Chapter 19 of the P. and G. Klopp Story – Part III

From Graduation into Carnival

Wesel 'Berlin Gate' - Photo Credit: wikimedia.org

Wesel ‘Berlin Gate’ – Photo Credit: wikimedia.org

When school continued in the first week in January, I avoided all distractions and focused all my energies on last minute studies. By now the school administration had let us know the subjects and topics, in which we were to receive our oral examinations. For me it was Charles V in History and Calculus in Mathematics. In the remaining four weeks I emptied an entire bottle of vodka, which one could take as evidence for my industriousness. I rarely missed to fulfill my daily work quota. Indeed I would go sometimes overboard and even skip my time for relaxation with guitar or harmonica. One morning I woke up late. I was shocked to discover that I had forgotten to set the alarm clock. School had already started, so I quickly jumped into my clothes, grabbed my books, and without having had breakfast I raced to school in record time and barged into the classroom, where my homeroom and German teacher Herr Aufderhaar had just begun a lesson on German romanticism. Because he was bald and also taught religion, we had given him the nickname ‘Kahler Jesus’, which means Bald Jesus in English. He took one look at me and instead of being angry about my tardiness showed remarkable understanding for my circumstances. He teased me good-naturedly and remarked to the entire class, “Klopp is not just late for class. He did not even shave!”

My Notes on Charles V

My Notes on Charles V

 For the oral exam in History I was well prepared. The main topic that I was given was the era of Reformation with special consideration to the way Emperor Charles V dealt with the schism that threaten to tear apart the Holy Roman Empire of German Nations. I had about thirty minutes to write down a few notes for my presentation. Then when my turn had come and I was led into the somber exam room, I described in poignant details the political struggles of the emperor against France and the Turks and the frustrations he, as a good catholic, experienced with the rapid spread of the protestant revolt against the corrupt Church of Rome. I was no longer the timid student who once stood trembling with fear in front of our history teacher. I boldly and convincingly expounded all the pertinent factors that determined Germany’s future historical and religious landscape. I took the entire time allotted for the oral exam. So the committee of principal and teachers had no time to ask any unsettling questions at the end. I walked away with the confident feeling that I had consolidated my satisfactory standing in History. Also in Math I was able to prove that I deserved a better final grade. My task was to find a solution for the total amount of work required to dig a cylindrical hole of a certain depth. Herr Müller, my beloved math teacher in the senior division, guided me through this difficult problem of integration. He so cleverly posed the right questions that they contained valuable hints allowing me to bring the session to a successful conclusion. It would have been nice to express my gratitude to an excellent teacher some fifty years later. Unfortunately, while I was searching the school Website I found out that he had passed away the year, before I started to write our family history.

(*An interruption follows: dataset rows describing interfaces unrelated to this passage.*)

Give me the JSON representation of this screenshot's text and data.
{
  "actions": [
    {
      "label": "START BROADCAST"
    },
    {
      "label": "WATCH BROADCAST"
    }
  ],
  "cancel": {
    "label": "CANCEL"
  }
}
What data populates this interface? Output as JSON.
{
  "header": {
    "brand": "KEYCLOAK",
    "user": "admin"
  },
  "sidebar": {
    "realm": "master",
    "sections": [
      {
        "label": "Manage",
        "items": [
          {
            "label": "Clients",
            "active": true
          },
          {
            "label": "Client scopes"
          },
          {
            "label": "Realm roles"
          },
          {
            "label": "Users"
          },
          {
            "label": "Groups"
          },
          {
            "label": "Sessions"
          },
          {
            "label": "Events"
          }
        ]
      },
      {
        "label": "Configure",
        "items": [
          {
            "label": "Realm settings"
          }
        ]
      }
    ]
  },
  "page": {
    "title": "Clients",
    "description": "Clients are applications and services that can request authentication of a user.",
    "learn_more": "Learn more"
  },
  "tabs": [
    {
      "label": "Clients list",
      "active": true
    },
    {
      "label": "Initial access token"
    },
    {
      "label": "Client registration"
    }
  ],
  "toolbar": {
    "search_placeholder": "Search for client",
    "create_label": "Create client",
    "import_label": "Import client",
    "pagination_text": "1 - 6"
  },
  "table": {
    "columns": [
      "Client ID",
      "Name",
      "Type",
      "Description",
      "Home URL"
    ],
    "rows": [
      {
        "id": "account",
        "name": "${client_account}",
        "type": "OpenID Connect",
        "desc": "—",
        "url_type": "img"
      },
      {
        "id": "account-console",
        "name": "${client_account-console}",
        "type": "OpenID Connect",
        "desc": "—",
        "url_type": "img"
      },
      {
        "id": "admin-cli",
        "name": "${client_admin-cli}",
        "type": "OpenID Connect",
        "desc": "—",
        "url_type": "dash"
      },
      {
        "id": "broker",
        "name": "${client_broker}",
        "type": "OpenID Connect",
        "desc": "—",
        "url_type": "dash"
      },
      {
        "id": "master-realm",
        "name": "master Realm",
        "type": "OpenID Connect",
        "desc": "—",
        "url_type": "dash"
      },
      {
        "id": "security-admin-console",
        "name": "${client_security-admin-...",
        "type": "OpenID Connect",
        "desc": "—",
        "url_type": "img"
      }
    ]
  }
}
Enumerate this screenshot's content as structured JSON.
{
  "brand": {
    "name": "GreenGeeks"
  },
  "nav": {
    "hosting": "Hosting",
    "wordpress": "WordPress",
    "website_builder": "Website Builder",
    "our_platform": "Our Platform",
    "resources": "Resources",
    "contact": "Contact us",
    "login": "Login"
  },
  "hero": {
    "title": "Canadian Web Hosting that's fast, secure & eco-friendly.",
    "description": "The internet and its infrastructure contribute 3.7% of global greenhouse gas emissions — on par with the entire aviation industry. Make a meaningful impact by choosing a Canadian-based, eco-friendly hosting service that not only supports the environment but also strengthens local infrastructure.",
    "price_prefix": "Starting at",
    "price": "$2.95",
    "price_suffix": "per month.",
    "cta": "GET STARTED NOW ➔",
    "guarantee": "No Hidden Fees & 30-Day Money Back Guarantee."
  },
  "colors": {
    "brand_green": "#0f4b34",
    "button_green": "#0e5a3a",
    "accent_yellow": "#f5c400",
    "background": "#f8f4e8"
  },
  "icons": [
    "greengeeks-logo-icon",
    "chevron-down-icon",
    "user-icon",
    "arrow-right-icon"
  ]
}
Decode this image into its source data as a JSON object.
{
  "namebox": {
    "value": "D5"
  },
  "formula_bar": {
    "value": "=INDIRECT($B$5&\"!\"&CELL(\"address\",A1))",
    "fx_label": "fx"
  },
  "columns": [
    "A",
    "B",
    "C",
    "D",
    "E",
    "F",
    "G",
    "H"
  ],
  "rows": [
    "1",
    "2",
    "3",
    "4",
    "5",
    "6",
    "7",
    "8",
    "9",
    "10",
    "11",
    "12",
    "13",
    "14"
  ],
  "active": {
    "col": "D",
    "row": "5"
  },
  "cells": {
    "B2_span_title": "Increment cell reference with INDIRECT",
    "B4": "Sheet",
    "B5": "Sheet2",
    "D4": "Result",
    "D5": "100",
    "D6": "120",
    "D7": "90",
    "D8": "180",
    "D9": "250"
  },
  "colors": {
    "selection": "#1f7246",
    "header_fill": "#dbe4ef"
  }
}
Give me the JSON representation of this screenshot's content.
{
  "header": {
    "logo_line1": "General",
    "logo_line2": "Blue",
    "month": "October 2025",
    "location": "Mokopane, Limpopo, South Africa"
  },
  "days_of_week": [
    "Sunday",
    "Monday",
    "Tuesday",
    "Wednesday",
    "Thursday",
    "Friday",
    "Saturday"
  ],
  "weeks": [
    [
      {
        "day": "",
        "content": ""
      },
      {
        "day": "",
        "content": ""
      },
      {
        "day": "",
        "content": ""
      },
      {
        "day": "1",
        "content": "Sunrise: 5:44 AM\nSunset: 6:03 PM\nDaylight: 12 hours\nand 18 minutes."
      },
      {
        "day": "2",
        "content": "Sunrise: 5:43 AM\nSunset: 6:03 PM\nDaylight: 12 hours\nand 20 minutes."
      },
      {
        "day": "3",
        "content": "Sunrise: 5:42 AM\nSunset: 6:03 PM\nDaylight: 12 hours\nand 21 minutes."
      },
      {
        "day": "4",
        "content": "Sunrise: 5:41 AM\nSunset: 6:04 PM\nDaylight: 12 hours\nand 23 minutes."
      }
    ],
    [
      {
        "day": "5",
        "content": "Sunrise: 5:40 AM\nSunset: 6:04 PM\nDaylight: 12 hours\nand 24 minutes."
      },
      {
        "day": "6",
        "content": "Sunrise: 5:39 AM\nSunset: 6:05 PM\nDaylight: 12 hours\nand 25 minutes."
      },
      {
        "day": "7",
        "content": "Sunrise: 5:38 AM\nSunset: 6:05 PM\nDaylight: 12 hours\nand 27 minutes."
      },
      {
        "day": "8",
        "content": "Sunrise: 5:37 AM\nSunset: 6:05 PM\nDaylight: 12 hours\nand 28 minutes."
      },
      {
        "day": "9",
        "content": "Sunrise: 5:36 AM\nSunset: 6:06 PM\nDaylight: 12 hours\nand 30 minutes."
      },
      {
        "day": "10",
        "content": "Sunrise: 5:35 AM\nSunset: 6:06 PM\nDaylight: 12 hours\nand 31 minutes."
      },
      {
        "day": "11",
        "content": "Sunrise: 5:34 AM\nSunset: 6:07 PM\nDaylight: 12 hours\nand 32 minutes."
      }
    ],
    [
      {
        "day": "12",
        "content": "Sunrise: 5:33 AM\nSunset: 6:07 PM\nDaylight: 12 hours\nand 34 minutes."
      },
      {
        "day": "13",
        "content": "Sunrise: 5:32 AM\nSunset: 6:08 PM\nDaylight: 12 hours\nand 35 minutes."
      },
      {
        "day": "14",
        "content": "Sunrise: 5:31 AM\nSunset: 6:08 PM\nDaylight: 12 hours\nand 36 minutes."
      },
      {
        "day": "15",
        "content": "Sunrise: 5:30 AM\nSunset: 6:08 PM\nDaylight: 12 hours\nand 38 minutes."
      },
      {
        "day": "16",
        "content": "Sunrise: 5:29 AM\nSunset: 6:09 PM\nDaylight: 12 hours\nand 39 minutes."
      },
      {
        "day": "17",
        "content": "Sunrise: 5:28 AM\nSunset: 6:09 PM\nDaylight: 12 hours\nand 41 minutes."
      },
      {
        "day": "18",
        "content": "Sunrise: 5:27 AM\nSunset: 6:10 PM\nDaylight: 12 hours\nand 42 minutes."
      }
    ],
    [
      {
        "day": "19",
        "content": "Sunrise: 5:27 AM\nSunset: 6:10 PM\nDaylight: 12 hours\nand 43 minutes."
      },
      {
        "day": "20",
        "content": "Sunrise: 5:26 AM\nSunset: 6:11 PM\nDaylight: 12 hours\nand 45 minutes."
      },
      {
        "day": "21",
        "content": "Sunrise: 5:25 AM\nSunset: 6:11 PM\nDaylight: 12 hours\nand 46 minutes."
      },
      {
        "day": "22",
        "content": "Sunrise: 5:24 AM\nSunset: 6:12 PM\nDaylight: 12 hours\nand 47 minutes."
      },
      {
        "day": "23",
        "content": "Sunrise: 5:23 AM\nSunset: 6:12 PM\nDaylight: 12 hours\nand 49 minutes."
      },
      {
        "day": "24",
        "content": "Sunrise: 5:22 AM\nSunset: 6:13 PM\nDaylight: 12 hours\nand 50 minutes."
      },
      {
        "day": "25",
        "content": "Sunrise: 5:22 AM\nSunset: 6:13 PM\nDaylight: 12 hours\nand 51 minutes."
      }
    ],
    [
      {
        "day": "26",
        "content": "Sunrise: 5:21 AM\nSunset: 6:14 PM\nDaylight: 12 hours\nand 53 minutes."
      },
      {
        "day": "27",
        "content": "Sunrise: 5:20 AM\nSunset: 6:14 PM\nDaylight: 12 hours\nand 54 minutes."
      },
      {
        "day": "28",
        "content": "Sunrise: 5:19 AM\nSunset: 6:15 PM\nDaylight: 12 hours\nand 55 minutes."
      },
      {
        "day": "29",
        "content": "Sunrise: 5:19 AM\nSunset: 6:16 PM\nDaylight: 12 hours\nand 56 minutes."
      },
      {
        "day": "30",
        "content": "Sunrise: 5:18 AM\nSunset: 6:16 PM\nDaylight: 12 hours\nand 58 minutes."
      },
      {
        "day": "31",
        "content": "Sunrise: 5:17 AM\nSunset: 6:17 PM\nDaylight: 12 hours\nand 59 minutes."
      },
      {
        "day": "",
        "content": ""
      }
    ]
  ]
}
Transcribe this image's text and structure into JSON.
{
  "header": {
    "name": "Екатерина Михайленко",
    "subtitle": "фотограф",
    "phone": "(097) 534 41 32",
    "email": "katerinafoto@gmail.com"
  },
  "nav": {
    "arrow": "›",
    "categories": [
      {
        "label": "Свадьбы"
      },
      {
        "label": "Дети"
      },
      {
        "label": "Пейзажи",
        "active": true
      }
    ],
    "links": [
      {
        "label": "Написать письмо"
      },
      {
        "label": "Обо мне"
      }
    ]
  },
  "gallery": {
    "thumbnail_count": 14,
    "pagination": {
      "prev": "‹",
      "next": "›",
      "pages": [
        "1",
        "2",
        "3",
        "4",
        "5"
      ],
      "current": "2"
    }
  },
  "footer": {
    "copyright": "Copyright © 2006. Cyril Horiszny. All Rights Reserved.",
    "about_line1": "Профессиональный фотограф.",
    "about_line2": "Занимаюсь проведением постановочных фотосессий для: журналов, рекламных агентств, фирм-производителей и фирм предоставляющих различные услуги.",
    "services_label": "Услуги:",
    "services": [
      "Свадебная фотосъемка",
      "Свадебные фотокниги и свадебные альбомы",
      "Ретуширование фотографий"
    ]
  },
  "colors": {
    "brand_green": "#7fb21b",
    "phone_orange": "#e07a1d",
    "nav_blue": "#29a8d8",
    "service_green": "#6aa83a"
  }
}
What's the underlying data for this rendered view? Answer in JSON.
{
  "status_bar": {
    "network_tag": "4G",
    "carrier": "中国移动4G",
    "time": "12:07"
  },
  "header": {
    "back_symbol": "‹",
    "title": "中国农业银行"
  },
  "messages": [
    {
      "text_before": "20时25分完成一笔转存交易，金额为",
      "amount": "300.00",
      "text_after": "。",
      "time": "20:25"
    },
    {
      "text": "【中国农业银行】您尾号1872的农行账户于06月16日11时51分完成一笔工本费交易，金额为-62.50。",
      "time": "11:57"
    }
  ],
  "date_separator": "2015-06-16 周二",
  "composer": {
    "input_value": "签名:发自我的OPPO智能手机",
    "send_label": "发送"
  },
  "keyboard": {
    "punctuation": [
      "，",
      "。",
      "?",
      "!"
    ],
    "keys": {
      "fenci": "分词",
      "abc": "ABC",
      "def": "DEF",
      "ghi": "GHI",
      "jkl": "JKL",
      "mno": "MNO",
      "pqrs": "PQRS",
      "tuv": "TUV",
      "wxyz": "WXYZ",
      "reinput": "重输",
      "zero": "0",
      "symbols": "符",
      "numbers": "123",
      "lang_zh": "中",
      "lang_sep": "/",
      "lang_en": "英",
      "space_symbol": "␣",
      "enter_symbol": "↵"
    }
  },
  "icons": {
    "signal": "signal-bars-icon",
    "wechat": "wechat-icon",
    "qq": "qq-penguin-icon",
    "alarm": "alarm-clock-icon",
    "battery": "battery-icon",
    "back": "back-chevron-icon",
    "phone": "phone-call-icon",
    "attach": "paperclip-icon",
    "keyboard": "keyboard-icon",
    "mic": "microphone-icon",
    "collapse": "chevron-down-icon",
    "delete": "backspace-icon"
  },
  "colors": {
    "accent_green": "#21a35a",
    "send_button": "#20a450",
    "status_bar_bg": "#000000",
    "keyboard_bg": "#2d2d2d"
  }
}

Front Page of my Graduation Diploma

Front Page of my Graduation Diploma

With the prestigious graduation certificate (Abitur) in our possession we had access to many postsecondary programs offered by the German universities. As for me, two years of military service at the Bundeswehr (West German army) had to come first. In those days it was still possible to enlist as a volunteer for a period of 24 months instead of the mandatory 18 months with the advantage of receiving a handsome salary, becoming an officer of the reserve, and being able to choose an army unit in keeping with one’s technical abilities. I opted for service in the signal corps, a choice that definitely reflected my interest in electronics and communication technologies.

Newspaper Clipping with Names of the Graduates

Newspaper Clipping with Names of the Graduates

It so happened that the graduation exercises had ended exactly at the start of the carnival season. Being together one last time with my friends and classmates, before we would scatter into all directions, I made full use of the golden opportunity to celebrate the great milestone and to lose myself in the relaxed atmosphere of the dance hall, forgetting the trials and tribulations before graduation and not worrying for the time being about the future. When the time of drinking, dancing and attending late night parties was over, I was physically exhausted, but for the moment I felt free as if a heavy burden had been taken off my shoulders.

Biene with her first pair of skis - Winter 1963

Biene with her first pair of skis – Winter 1963

I had not forgotten Biene. Now with more time at my disposal I wrote her a letter bringing her up to speed on my success at school and the tumultuous days at the carnival festivities. But what mattered the most I found the courage to express my feelings about what was so special about her in my mind. At the campground in the spring the year before I had discovered in her appearance the natural beauty that needed no cosmetic enhancement with rouge, lipstick or artificial hair color. Biene for me embodied the ideal image of a girl. In the letter I gave her my father’s address hoping that she would reply.